(Excerpts from a dataset)
■ ■ ■ ■ ■

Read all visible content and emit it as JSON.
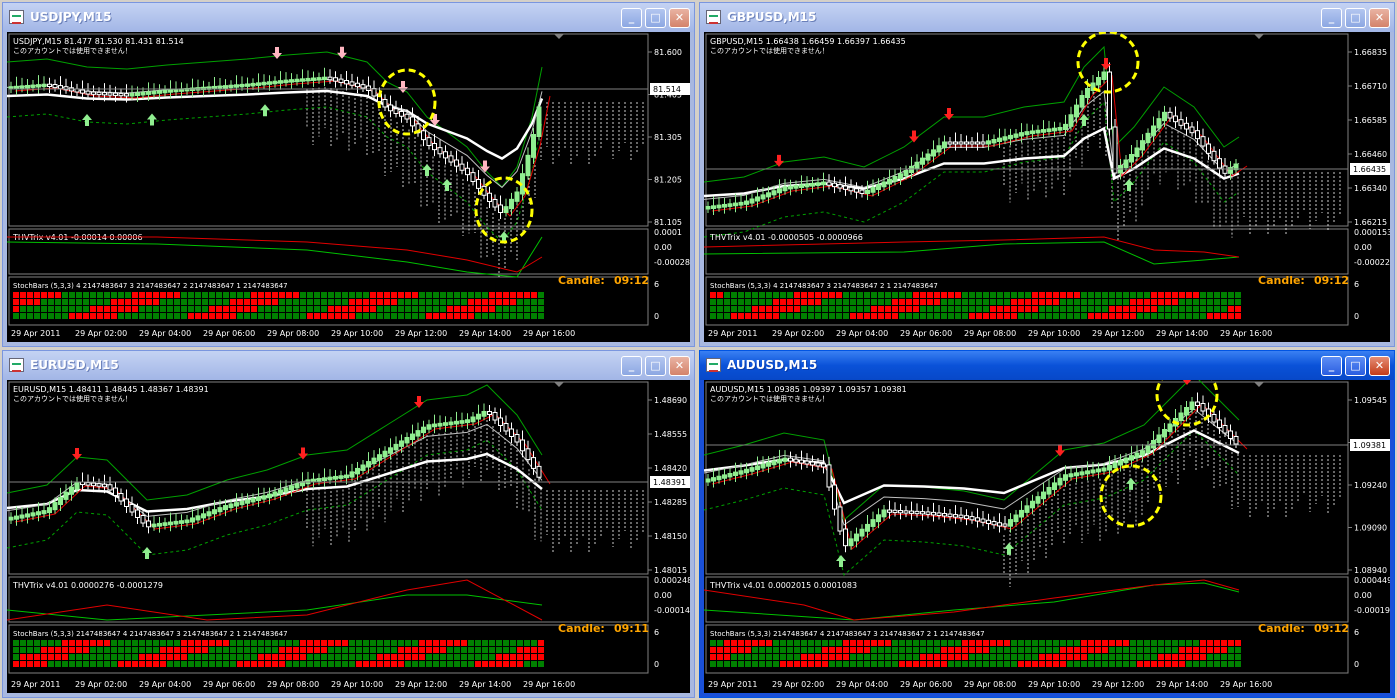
{
  "windows": [
    {
      "title": "USDJPY,M15",
      "active": false,
      "symbol_info": "USDJPY,M15  81.477 81.530 81.431 81.514",
      "account_note": "このアカウントでは使用できません！",
      "price_labels": [
        "81.600",
        "81.405",
        "81.305",
        "81.205",
        "81.105"
      ],
      "current_price": "81.514",
      "trix_label": "THVTrix v4.01 -0.00014 0.00006",
      "trix_scale": [
        "0.0001",
        "0.00",
        "-0.00028"
      ],
      "stoch_label": "StochBars (5,3,3) 4 2147483647 3 2147483647 2 2147483647 1 2147483647",
      "stoch_scale": [
        "6",
        "0"
      ],
      "candle_label": "Candle:",
      "candle_time": "09:12",
      "time_labels": [
        "29 Apr 2011",
        "29 Apr 02:00",
        "29 Apr 04:00",
        "29 Apr 06:00",
        "29 Apr 08:00",
        "29 Apr 10:00",
        "29 Apr 12:00",
        "29 Apr 14:00",
        "29 Apr 16:00"
      ]
    },
    {
      "title": "GBPUSD,M15",
      "active": false,
      "symbol_info": "GBPUSD,M15  1.66438 1.66459 1.66397 1.66435",
      "account_note": "このアカウントでは使用できません！",
      "price_labels": [
        "1.66835",
        "1.66710",
        "1.66585",
        "1.66460",
        "1.66340",
        "1.66215"
      ],
      "current_price": "1.66435",
      "trix_label": "THVTrix v4.01 -0.0000505 -0.0000966",
      "trix_scale": [
        "0.000153",
        "0.00",
        "-0.00022"
      ],
      "stoch_label": "StochBars (5,3,3) 4 2147483647 3 2147483647 2 1 2147483647",
      "stoch_scale": [
        "6",
        "0"
      ],
      "candle_label": "Candle:",
      "candle_time": "09:12",
      "time_labels": [
        "29 Apr 2011",
        "29 Apr 02:00",
        "29 Apr 04:00",
        "29 Apr 06:00",
        "29 Apr 08:00",
        "29 Apr 10:00",
        "29 Apr 12:00",
        "29 Apr 14:00",
        "29 Apr 16:00"
      ]
    },
    {
      "title": "EURUSD,M15",
      "active": false,
      "symbol_info": "EURUSD,M15  1.48411 1.48445 1.48367 1.48391",
      "account_note": "このアカウントでは使用できません！",
      "price_labels": [
        "1.48690",
        "1.48555",
        "1.48420",
        "1.48285",
        "1.48150",
        "1.48015"
      ],
      "current_price": "1.48391",
      "trix_label": "THVTrix v4.01 0.0000276 -0.0001279",
      "trix_scale": [
        "0.000248",
        "0.00",
        "-0.00014"
      ],
      "stoch_label": "StochBars (5,3,3) 2147483647 4 2147483647 3 2147483647 2 1 2147483647",
      "stoch_scale": [
        "6",
        "0"
      ],
      "candle_label": "Candle:",
      "candle_time": "09:11",
      "time_labels": [
        "29 Apr 2011",
        "29 Apr 02:00",
        "29 Apr 04:00",
        "29 Apr 06:00",
        "29 Apr 08:00",
        "29 Apr 10:00",
        "29 Apr 12:00",
        "29 Apr 14:00",
        "29 Apr 16:00"
      ]
    },
    {
      "title": "AUDUSD,M15",
      "active": true,
      "symbol_info": "AUDUSD,M15  1.09385 1.09397 1.09357 1.09381",
      "account_note": "このアカウントでは使用できません！",
      "price_labels": [
        "1.09545",
        "1.09381",
        "1.09240",
        "1.09090",
        "1.08940"
      ],
      "current_price": "1.09381",
      "trix_label": "THVTrix v4.01 0.0002015 0.0001083",
      "trix_scale": [
        "0.000449",
        "0.00",
        "-0.00019"
      ],
      "stoch_label": "StochBars (5,3,3) 2147483647 4 2147483647 3 2147483647 2 1 2147483647",
      "stoch_scale": [
        "6",
        "0"
      ],
      "candle_label": "Candle:",
      "candle_time": "09:12",
      "time_labels": [
        "29 Apr 2011",
        "29 Apr 02:00",
        "29 Apr 04:00",
        "29 Apr 06:00",
        "29 Apr 08:00",
        "29 Apr 10:00",
        "29 Apr 12:00",
        "29 Apr 14:00",
        "29 Apr 16:00"
      ]
    }
  ],
  "colors": {
    "bull_candle": "#90ee90",
    "bear_candle": "#ffffff",
    "trix_fast": "#00c000",
    "trix_slow": "#e00000",
    "stoch_red": "#ff0000",
    "stoch_green": "#008000",
    "candle_text": "#ffa500",
    "highlight": "#ffff00"
  },
  "icons": [
    "window-app-icon",
    "minimize-icon",
    "maximize-icon",
    "close-icon",
    "buy-arrow-icon",
    "sell-arrow-icon"
  ]
}
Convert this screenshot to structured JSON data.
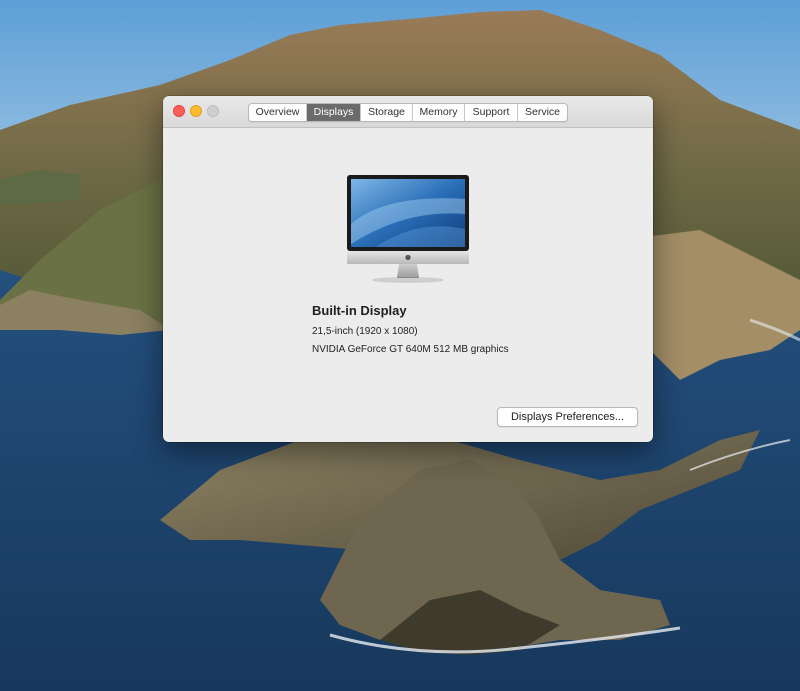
{
  "window": {
    "tabs": [
      {
        "label": "Overview",
        "active": false
      },
      {
        "label": "Displays",
        "active": true
      },
      {
        "label": "Storage",
        "active": false
      },
      {
        "label": "Memory",
        "active": false
      },
      {
        "label": "Support",
        "active": false
      },
      {
        "label": "Service",
        "active": false
      }
    ]
  },
  "display": {
    "name": "Built-in Display",
    "size_resolution": "21,5-inch (1920 x 1080)",
    "graphics": "NVIDIA GeForce GT 640M 512 MB graphics",
    "icon": "imac-icon"
  },
  "buttons": {
    "preferences_label": "Displays Preferences..."
  },
  "colors": {
    "close": "#fd5f57",
    "minimize": "#febb2e",
    "zoom_disabled": "#cfcfcf",
    "active_tab": "#6b6b6b",
    "window_bg": "#ececec"
  }
}
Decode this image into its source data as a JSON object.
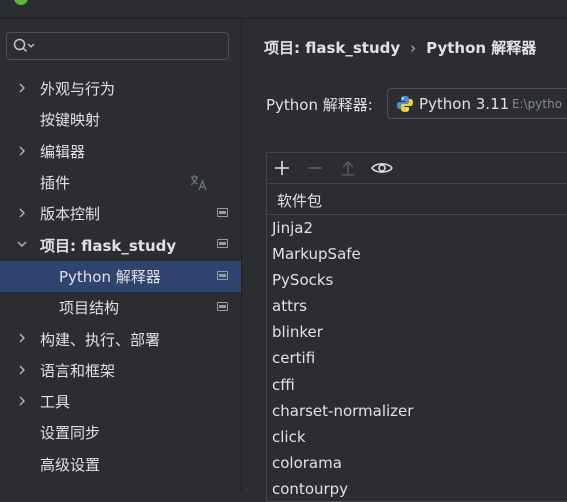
{
  "sidebar": {
    "search": {
      "value": "",
      "placeholder": ""
    },
    "items": [
      {
        "label": "外观与行为"
      },
      {
        "label": "按键映射"
      },
      {
        "label": "编辑器"
      },
      {
        "label": "插件"
      },
      {
        "label": "版本控制"
      },
      {
        "label": "项目: flask_study"
      },
      {
        "label": "Python 解释器"
      },
      {
        "label": "项目结构"
      },
      {
        "label": "构建、执行、部署"
      },
      {
        "label": "语言和框架"
      },
      {
        "label": "工具"
      },
      {
        "label": "设置同步"
      },
      {
        "label": "高级设置"
      }
    ]
  },
  "main": {
    "breadcrumb": {
      "project": "项目: flask_study",
      "separator": "›",
      "page": "Python 解释器"
    },
    "interpreter_label": "Python 解释器:",
    "interpreter": {
      "name": "Python 3.11",
      "path": "E:\\pytho"
    },
    "packages_header": "软件包",
    "packages": [
      "Jinja2",
      "MarkupSafe",
      "PySocks",
      "attrs",
      "blinker",
      "certifi",
      "cffi",
      "charset-normalizer",
      "click",
      "colorama",
      "contourpy"
    ]
  },
  "colors": {
    "background": "#2b2d30",
    "selection": "#2e436e",
    "text": "#dfe1e5",
    "muted": "#868a91",
    "border": "#43454a"
  },
  "icons": [
    "chevron-right-icon",
    "chevron-down-icon",
    "search-icon",
    "translate-icon",
    "project-level-icon",
    "python-icon",
    "add-icon",
    "remove-icon",
    "upgrade-icon",
    "eye-icon"
  ]
}
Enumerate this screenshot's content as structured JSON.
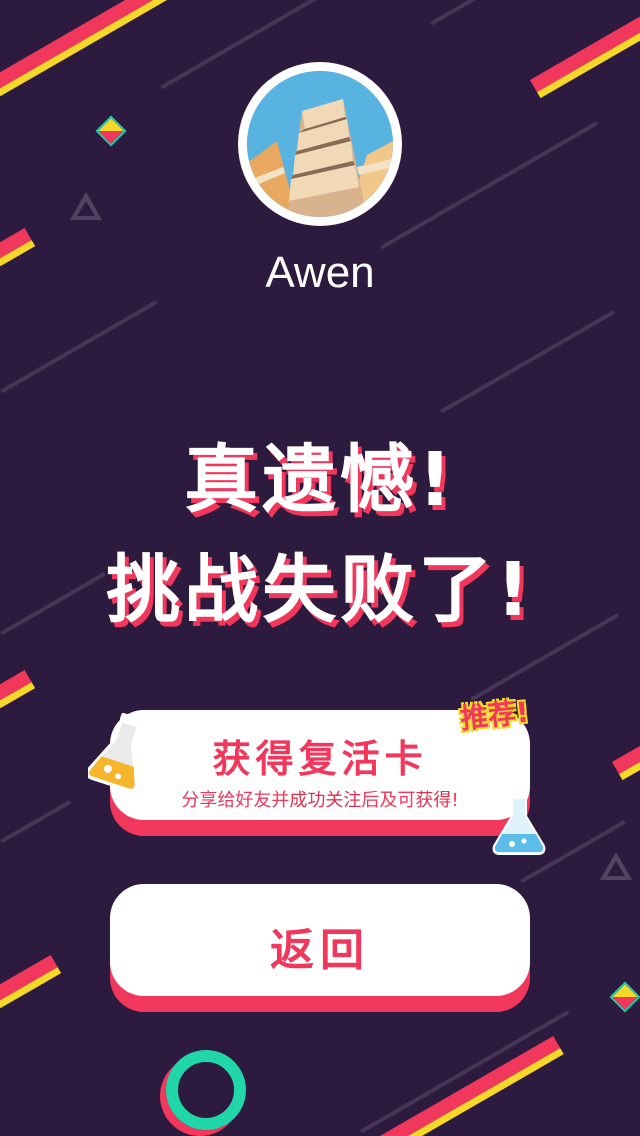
{
  "user": {
    "name": "Awen"
  },
  "result": {
    "line1": "真遗憾!",
    "line2": "挑战失败了!"
  },
  "revive_card": {
    "title": "获得复活卡",
    "badge": "推荐!",
    "subtitle_parts": [
      "分享给好友并",
      "成功关注",
      "后及可",
      "获得",
      "!"
    ]
  },
  "back_button": {
    "label": "返回"
  },
  "colors": {
    "background": "#2d1b3f",
    "accent_red": "#f1375b",
    "accent_yellow": "#f6d82b",
    "accent_teal": "#21d6a9",
    "button_bg": "#ffffff"
  },
  "icons": {
    "avatar": "building-photo-avatar",
    "left_flask": "flask-icon",
    "right_flask": "erlenmeyer-flask-icon"
  }
}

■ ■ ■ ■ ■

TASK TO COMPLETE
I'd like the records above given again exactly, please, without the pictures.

COMPLETED EXERCISE
Read all visible content and emit it as JSON.
{
  "windows": [
    {
      "title": "USDJPY,M15",
      "active": false,
      "symbol_info": "USDJPY,M15  81.477 81.530 81.431 81.514",
      "account_note": "このアカウントでは使用できません！",
      "price_labels": [
        "81.600",
        "81.405",
        "81.305",
        "81.205",
        "81.105"
      ],
      "current_price": "81.514",
      "trix_label": "THVTrix v4.01 -0.00014 0.00006",
      "trix_scale": [
        "0.0001",
        "0.00",
        "-0.00028"
      ],
      "stoch_label": "StochBars (5,3,3) 4 2147483647 3 2147483647 2 2147483647 1 2147483647",
      "stoch_scale": [
        "6",
        "0"
      ],
      "candle_label": "Candle:",
      "candle_time": "09:12",
      "time_labels": [
        "29 Apr 2011",
        "29 Apr 02:00",
        "29 Apr 04:00",
        "29 Apr 06:00",
        "29 Apr 08:00",
        "29 Apr 10:00",
        "29 Apr 12:00",
        "29 Apr 14:00",
        "29 Apr 16:00"
      ]
    },
    {
      "title": "GBPUSD,M15",
      "active": false,
      "symbol_info": "GBPUSD,M15  1.66438 1.66459 1.66397 1.66435",
      "account_note": "このアカウントでは使用できません！",
      "price_labels": [
        "1.66835",
        "1.66710",
        "1.66585",
        "1.66460",
        "1.66340",
        "1.66215"
      ],
      "current_price": "1.66435",
      "trix_label": "THVTrix v4.01 -0.0000505 -0.0000966",
      "trix_scale": [
        "0.000153",
        "0.00",
        "-0.00022"
      ],
      "stoch_label": "StochBars (5,3,3) 4 2147483647 3 2147483647 2 1 2147483647",
      "stoch_scale": [
        "6",
        "0"
      ],
      "candle_label": "Candle:",
      "candle_time": "09:12",
      "time_labels": [
        "29 Apr 2011",
        "29 Apr 02:00",
        "29 Apr 04:00",
        "29 Apr 06:00",
        "29 Apr 08:00",
        "29 Apr 10:00",
        "29 Apr 12:00",
        "29 Apr 14:00",
        "29 Apr 16:00"
      ]
    },
    {
      "title": "EURUSD,M15",
      "active": false,
      "symbol_info": "EURUSD,M15  1.48411 1.48445 1.48367 1.48391",
      "account_note": "このアカウントでは使用できません！",
      "price_labels": [
        "1.48690",
        "1.48555",
        "1.48420",
        "1.48285",
        "1.48150",
        "1.48015"
      ],
      "current_price": "1.48391",
      "trix_label": "THVTrix v4.01 0.0000276 -0.0001279",
      "trix_scale": [
        "0.000248",
        "0.00",
        "-0.00014"
      ],
      "stoch_label": "StochBars (5,3,3) 2147483647 4 2147483647 3 2147483647 2 1 2147483647",
      "stoch_scale": [
        "6",
        "0"
      ],
      "candle_label": "Candle:",
      "candle_time": "09:11",
      "time_labels": [
        "29 Apr 2011",
        "29 Apr 02:00",
        "29 Apr 04:00",
        "29 Apr 06:00",
        "29 Apr 08:00",
        "29 Apr 10:00",
        "29 Apr 12:00",
        "29 Apr 14:00",
        "29 Apr 16:00"
      ]
    },
    {
      "title": "AUDUSD,M15",
      "active": true,
      "symbol_info": "AUDUSD,M15  1.09385 1.09397 1.09357 1.09381",
      "account_note": "このアカウントでは使用できません！",
      "price_labels": [
        "1.09545",
        "1.09381",
        "1.09240",
        "1.09090",
        "1.08940"
      ],
      "current_price": "1.09381",
      "trix_label": "THVTrix v4.01 0.0002015 0.0001083",
      "trix_scale": [
        "0.000449",
        "0.00",
        "-0.00019"
      ],
      "stoch_label": "StochBars (5,3,3) 2147483647 4 2147483647 3 2147483647 2 1 2147483647",
      "stoch_scale": [
        "6",
        "0"
      ],
      "candle_label": "Candle:",
      "candle_time": "09:12",
      "time_labels": [
        "29 Apr 2011",
        "29 Apr 02:00",
        "29 Apr 04:00",
        "29 Apr 06:00",
        "29 Apr 08:00",
        "29 Apr 10:00",
        "29 Apr 12:00",
        "29 Apr 14:00",
        "29 Apr 16:00"
      ]
    }
  ],
  "colors": {
    "bull_candle": "#90ee90",
    "bear_candle": "#ffffff",
    "trix_fast": "#00c000",
    "trix_slow": "#e00000",
    "stoch_red": "#ff0000",
    "stoch_green": "#008000",
    "candle_text": "#ffa500",
    "highlight": "#ffff00"
  },
  "icons": [
    "window-app-icon",
    "minimize-icon",
    "maximize-icon",
    "close-icon",
    "buy-arrow-icon",
    "sell-arrow-icon"
  ]
}
Convert this screenshot to structured JSON data.
{
  "window": {
    "tabs": [
      {
        "label": "Overview",
        "active": false
      },
      {
        "label": "Displays",
        "active": true
      },
      {
        "label": "Storage",
        "active": false
      },
      {
        "label": "Memory",
        "active": false
      },
      {
        "label": "Support",
        "active": false
      },
      {
        "label": "Service",
        "active": false
      }
    ]
  },
  "display": {
    "name": "Built-in Display",
    "size_resolution": "21,5-inch (1920 x 1080)",
    "graphics": "NVIDIA GeForce GT 640M 512 MB graphics",
    "icon": "imac-icon"
  },
  "buttons": {
    "preferences_label": "Displays Preferences..."
  },
  "colors": {
    "close": "#fd5f57",
    "minimize": "#febb2e",
    "zoom_disabled": "#cfcfcf",
    "active_tab": "#6b6b6b",
    "window_bg": "#ececec"
  }
}
Decode this image into its source data as a JSON object.
{
  "sidebar": {
    "search": {
      "value": "",
      "placeholder": ""
    },
    "items": [
      {
        "label": "外观与行为"
      },
      {
        "label": "按键映射"
      },
      {
        "label": "编辑器"
      },
      {
        "label": "插件"
      },
      {
        "label": "版本控制"
      },
      {
        "label": "项目: flask_study"
      },
      {
        "label": "Python 解释器"
      },
      {
        "label": "项目结构"
      },
      {
        "label": "构建、执行、部署"
      },
      {
        "label": "语言和框架"
      },
      {
        "label": "工具"
      },
      {
        "label": "设置同步"
      },
      {
        "label": "高级设置"
      }
    ]
  },
  "main": {
    "breadcrumb": {
      "project": "项目: flask_study",
      "separator": "›",
      "page": "Python 解释器"
    },
    "interpreter_label": "Python 解释器:",
    "interpreter": {
      "name": "Python 3.11",
      "path": "E:\\pytho"
    },
    "packages_header": "软件包",
    "packages": [
      "Jinja2",
      "MarkupSafe",
      "PySocks",
      "attrs",
      "blinker",
      "certifi",
      "cffi",
      "charset-normalizer",
      "click",
      "colorama",
      "contourpy"
    ]
  },
  "colors": {
    "background": "#2b2d30",
    "selection": "#2e436e",
    "text": "#dfe1e5",
    "muted": "#868a91",
    "border": "#43454a"
  },
  "icons": [
    "chevron-right-icon",
    "chevron-down-icon",
    "search-icon",
    "translate-icon",
    "project-level-icon",
    "python-icon",
    "add-icon",
    "remove-icon",
    "upgrade-icon",
    "eye-icon"
  ]
}
Enumerate this screenshot's content as structured JSON.
{
  "user": {
    "name": "Awen"
  },
  "result": {
    "line1": "真遗憾!",
    "line2": "挑战失败了!"
  },
  "revive_card": {
    "title": "获得复活卡",
    "badge": "推荐!",
    "subtitle_parts": [
      "分享给好友并",
      "成功关注",
      "后及可",
      "获得",
      "!"
    ]
  },
  "back_button": {
    "label": "返回"
  },
  "colors": {
    "background": "#2d1b3f",
    "accent_red": "#f1375b",
    "accent_yellow": "#f6d82b",
    "accent_teal": "#21d6a9",
    "button_bg": "#ffffff"
  },
  "icons": {
    "avatar": "building-photo-avatar",
    "left_flask": "flask-icon",
    "right_flask": "erlenmeyer-flask-icon"
  }
}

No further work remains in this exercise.